Thursday, November 22, 2012

Pottery Marks of Prince Edward Island - Pieter Ijsselstein - Hen Pecked Pottery and Hope River Studio

Pieter Ijsselstein produces a line of items that incorporates his flock of hens in the decorating process. The video of his flock at work tell the story of  Hen Pecked Pottery.

Operating an art and craft studio in Hope River, PEI with his wife Geraldine, a painter and weaver - the combined efforts operate under the name Hope River Studio.

The Prince Edward Island Pottery, 1880-1898


Three milk jugs by the Prince Edward Island Pottery  (1880-1898)
Items from the original Prince Edward Island Pottery, a company that operated from 1880-1898 remain a collectible form of historic pottery both in PEI and beyond. While there has never been a book published on the topic, solid research has been conducted on the 18 year history of the business and the site of the operation was excavated by Donald Webster of the Royal Ontario Museum in 1970. The operation was located on what is now the Charlottetown Research Station (Agriculture and Agri-Food Canada) near the Charlottetown Farmers Market. A line of trees remains at the edge of a field marking what has been long known as Pottery Lane. Webster's article published on the research is now available online. His abstract introduces the topic.

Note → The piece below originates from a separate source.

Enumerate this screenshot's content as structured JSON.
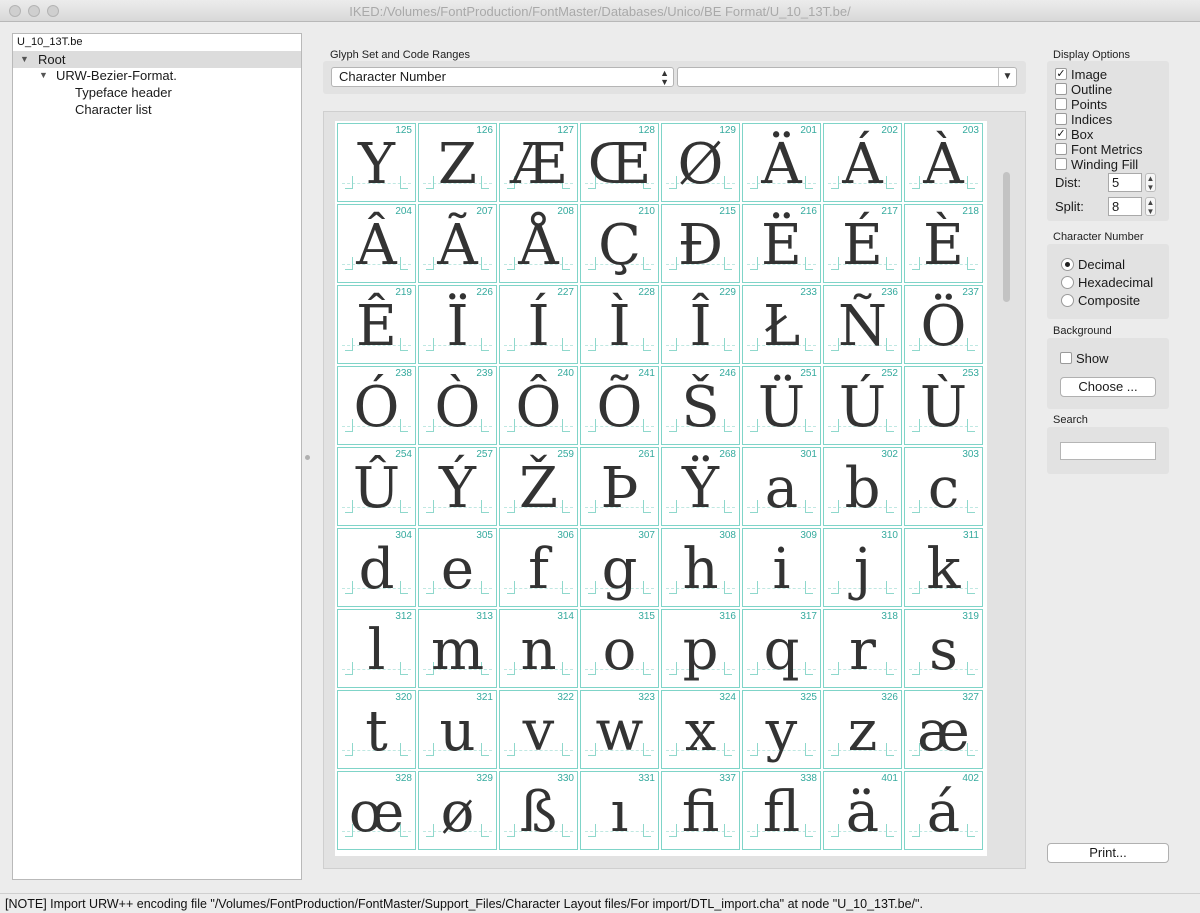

The Prince Edward Island Pottery was established by Oswald Hornsby on the outskirts of Charlottetown in early 1880 and, following its closing in 1898, all structures and buildings were demolished in 1903. During its 18 year operation the pottery produced the greatest range of earthenware forms yet established to any Maritime's pottery, and the only known marked wares. The site of the Prince Edward Island Pottery was excavated by Donald Webster of the Royal Ontario Museum in 1970, in conjunction with historical research and a survey of its surviving products. 
There is also an valuable article on the Prince Edward Island Pottery called Red in the Soil, by Catherine G. Hennessey, which was published in the PEI Centenary Issue of the Canadian Collector magazine in 1973. A book by Hennessey released in 2015 tells the story in concise form. The book was reviewed by The Guardian the year it was published.

Catherine Hennessey holds one of the pieces that first piqued her curiosity in pottery 50 years ago. The Charlottetown historian has just published the Prince Edward island Pottery Company.
©GUARDIAN PHOTO BY SALLY COLE



Pottery mark of the Prince Edward Island Pottery

From collection of Catherine Hennessey


Pottery Lane on Charlottetown Research Station.
Image courtesy of  Aubrey Bell - Gallery18

Image courtesy of  Aubrey Bell - Gallery18


On Sept 16, 2012  Gallery 18 conducted a live auction and listed the following item.
Sold forC$520
Sep 16, 2012
LOT 0035
Image courtesy of  Aubrey Bell - Gallery18

From the collection of Tom Banks

Marilyn MacLean Pottery

A student of Ron Arvidson at Holland College School of Visual Arts pottery program followed Ron to the P.E.I. Potters Studio in Victoria Par...